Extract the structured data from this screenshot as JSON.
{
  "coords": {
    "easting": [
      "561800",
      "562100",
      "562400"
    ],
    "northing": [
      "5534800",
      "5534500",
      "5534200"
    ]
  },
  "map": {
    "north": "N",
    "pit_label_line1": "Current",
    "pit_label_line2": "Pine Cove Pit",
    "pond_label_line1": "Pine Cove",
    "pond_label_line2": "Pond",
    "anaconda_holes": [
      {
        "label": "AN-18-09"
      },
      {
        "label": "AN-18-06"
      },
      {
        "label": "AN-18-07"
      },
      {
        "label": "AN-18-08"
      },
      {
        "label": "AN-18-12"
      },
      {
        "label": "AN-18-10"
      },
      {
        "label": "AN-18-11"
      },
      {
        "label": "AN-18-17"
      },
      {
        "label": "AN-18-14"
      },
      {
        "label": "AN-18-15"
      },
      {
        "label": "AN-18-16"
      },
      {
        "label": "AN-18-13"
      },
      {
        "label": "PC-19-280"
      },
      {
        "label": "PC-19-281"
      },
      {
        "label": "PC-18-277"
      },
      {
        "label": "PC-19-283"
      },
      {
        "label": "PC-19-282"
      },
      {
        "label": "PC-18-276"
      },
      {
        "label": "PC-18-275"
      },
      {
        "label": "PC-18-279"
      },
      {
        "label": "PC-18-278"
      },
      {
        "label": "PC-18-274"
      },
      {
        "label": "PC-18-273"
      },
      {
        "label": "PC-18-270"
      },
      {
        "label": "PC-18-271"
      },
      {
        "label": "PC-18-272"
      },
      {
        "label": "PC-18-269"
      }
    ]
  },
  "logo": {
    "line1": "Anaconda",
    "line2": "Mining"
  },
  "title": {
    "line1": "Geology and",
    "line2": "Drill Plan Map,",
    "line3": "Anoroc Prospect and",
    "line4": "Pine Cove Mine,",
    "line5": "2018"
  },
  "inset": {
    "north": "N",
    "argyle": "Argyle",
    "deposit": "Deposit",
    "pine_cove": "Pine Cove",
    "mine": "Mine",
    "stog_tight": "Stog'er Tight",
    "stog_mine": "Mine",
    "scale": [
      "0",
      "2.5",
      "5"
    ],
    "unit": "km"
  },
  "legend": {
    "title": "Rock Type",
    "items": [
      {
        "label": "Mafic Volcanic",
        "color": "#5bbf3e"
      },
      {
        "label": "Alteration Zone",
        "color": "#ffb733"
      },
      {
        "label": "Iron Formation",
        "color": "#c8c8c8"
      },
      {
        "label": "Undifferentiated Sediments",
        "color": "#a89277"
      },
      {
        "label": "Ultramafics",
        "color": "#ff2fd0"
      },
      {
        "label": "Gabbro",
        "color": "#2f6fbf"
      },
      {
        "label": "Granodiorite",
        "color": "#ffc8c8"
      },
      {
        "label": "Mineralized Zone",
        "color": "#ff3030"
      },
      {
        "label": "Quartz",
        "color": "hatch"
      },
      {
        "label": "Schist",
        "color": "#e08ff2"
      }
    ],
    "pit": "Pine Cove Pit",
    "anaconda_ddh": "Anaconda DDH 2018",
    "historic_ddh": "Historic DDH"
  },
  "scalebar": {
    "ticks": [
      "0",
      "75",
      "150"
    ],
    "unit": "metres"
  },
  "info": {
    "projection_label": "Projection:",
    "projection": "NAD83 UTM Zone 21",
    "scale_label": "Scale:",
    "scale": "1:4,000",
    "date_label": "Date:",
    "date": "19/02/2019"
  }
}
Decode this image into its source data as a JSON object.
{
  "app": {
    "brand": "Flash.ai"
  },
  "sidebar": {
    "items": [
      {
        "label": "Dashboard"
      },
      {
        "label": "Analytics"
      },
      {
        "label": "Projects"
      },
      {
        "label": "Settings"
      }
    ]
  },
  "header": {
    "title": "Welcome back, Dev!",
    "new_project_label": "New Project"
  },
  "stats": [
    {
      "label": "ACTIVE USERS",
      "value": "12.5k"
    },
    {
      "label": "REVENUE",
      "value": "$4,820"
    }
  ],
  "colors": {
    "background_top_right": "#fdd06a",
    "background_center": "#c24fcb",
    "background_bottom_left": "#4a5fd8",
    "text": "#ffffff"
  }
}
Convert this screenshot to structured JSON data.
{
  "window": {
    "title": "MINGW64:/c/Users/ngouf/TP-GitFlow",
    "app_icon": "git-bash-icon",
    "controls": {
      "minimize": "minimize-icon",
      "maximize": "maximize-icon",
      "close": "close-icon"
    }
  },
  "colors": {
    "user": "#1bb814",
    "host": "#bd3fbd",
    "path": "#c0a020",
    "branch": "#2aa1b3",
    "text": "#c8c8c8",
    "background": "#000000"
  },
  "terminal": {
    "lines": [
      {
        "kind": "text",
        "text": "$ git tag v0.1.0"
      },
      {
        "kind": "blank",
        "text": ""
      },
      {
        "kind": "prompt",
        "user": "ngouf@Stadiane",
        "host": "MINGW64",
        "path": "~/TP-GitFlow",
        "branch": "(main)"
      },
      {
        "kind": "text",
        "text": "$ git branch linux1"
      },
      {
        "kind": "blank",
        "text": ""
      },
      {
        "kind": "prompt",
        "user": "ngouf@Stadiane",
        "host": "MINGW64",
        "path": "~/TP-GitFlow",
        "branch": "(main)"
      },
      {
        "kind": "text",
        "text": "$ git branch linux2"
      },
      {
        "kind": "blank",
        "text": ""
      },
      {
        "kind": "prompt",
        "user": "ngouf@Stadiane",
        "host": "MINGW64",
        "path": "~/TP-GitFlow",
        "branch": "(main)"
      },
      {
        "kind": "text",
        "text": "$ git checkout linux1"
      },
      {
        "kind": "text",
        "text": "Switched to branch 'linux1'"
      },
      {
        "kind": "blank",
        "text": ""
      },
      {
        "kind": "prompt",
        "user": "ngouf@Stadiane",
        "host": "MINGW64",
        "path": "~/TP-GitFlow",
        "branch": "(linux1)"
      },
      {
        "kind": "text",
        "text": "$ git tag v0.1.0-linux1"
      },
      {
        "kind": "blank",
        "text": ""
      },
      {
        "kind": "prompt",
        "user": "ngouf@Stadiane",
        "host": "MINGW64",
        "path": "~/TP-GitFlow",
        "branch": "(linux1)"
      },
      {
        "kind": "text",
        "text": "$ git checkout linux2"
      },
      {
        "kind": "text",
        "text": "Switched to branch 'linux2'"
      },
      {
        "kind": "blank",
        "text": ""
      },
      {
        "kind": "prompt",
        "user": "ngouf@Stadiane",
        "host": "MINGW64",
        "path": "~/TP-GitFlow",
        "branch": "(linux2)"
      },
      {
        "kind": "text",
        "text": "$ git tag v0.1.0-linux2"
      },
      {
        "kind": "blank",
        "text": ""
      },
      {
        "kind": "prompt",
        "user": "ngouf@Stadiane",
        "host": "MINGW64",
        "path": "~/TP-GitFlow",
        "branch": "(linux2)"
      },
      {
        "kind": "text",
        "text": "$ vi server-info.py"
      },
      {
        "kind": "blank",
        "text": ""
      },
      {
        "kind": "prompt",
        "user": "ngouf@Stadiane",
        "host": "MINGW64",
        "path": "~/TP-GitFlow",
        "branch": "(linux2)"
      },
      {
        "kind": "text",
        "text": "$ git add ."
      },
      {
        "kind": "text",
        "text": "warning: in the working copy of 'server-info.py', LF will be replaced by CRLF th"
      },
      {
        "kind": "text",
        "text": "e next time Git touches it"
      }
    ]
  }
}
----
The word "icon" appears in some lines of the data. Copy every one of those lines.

Task result >>
    "app_icon": "git-bash-icon",
      "minimize": "minimize-icon",
      "maximize": "maximize-icon",
      "close": "close-icon"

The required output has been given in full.